PM Aleksandar Vucic called the poll early seeking a mandate to continue with reforms required to join the EU.
His PP is likely to win 56%, pollster Cesid said.
The Socialists are tipped to remain second biggest party while the ultra-nationalist Radical Party is set to be third.
Its leader, Vojislav Seselj, could return to parliament after his arecent acquittal of crimes against humanity at the UN war crimes tribunal in The Hague.
The Radical Party opposes EU membership and instead favours closer ties with Russia.
Speaking after casting his ballot in a suburb of the capital Belgrade, Mr Vucic said he would not compromise with right-wing parties and hoped that voters would choose a “European path”.
“I’m almost certain that we’ll carry on our EU integration process,” he said.
Also voting in Belgrade, retired Jelica Nikolic, 68, said she and her husband were acting more out of duty than conviction. “We have elections too often,” she said.
In the south-western city of Novi Pazar, voter Edib Mahmutovic, 40, hoped the winner would create new jobs “that enable us to stay here and not have to look for a better life elsewhere in Europe”.
This is Serbia’s third parliamentary election in less than four years.
Partial results are likely to come in the next few hours. Election monitors quoted in Serbian media said the turnout would be at least 55%.
The key players
Serbian Progressive Party (SNS), led by Aleksandar Vucic, centre-right
Founded in 2008, it has been in power since 2012. It won an overall majority two years ago, an unprecedented event in Serbia’s short democratic history. It wants to pursue EU membership while maintaining good relations with Russia.
Socialist Party of Serbia (SPS), led by Ivica Dacic, left
Founded in 1990 by Serbia’s late strongman Slobodan Milosevic. Its main goals are achieving more social justice, social welfare and finding a political solution for Kosovo. But it has supported austerity policies implemented by its coalition partner SNS.
Serbian Radical Party (SRS), led by Vojislav Seselj, ultra-nationalist
Founded in 1991, promoted since its early days the union of Serbia and parts of Bosnia and Croatia where Serbs formed the majority.
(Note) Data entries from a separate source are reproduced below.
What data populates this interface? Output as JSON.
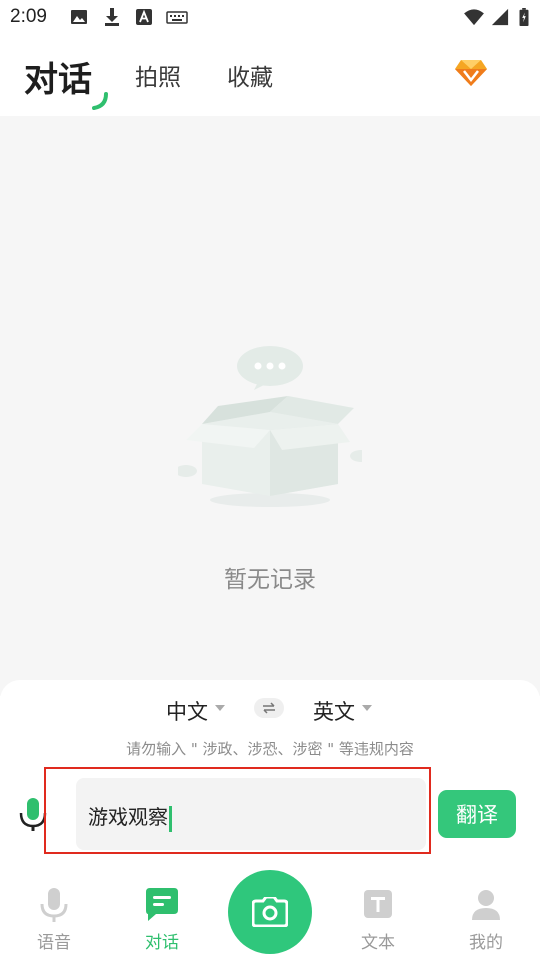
{
  "status_bar": {
    "time": "2:09",
    "left_icons": [
      "image-icon",
      "download-icon",
      "font-icon",
      "keyboard-icon"
    ],
    "right_icons": [
      "wifi-icon",
      "signal-icon",
      "battery-icon"
    ]
  },
  "header": {
    "tabs": [
      {
        "label": "对话",
        "active": true
      },
      {
        "label": "拍照",
        "active": false
      },
      {
        "label": "收藏",
        "active": false
      }
    ],
    "vip_icon": "diamond-icon"
  },
  "main": {
    "empty_text": "暂无记录",
    "empty_icon": "empty-box-icon"
  },
  "panel": {
    "source_lang": "中文",
    "target_lang": "英文",
    "warning": "请勿输入 \" 涉政、涉恐、涉密 \" 等违规内容",
    "input_value": "游戏观察",
    "translate_label": "翻译"
  },
  "bottom_nav": {
    "items": [
      {
        "label": "语音",
        "icon": "mic-icon",
        "active": false
      },
      {
        "label": "对话",
        "icon": "chat-icon",
        "active": true
      },
      {
        "label": "",
        "icon": "camera-icon",
        "active": false
      },
      {
        "label": "文本",
        "icon": "text-icon",
        "active": false
      },
      {
        "label": "我的",
        "icon": "profile-icon",
        "active": false
      }
    ]
  },
  "colors": {
    "accent": "#2fbf6e",
    "highlight": "#e02a1e",
    "main_bg": "#f6f6f6"
  }
}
It opposes EU membership and supports a closer alliance with Russia.
Sources: AP, Reuters
If confirmed, the results would mean an absolute majority for Mr Vucic in parliament.
The ultra-nationalists, however, could complicate Serbia’s EU membership talks by resisting concessions, such as ending the claim to sovereignty over Kosovo.
Critics of Mr Vucic say his government has become increasingly autocratic, with some calling him a “dictator”.
Serbia has signed a €1.2bn ($1.35bn; £940m) loan with the International Monetary Fund (IMF). In return, it needs to implement austerity measures demanded by the group.
The Serbian economy is in bad shape, and unemployment is at around 18%.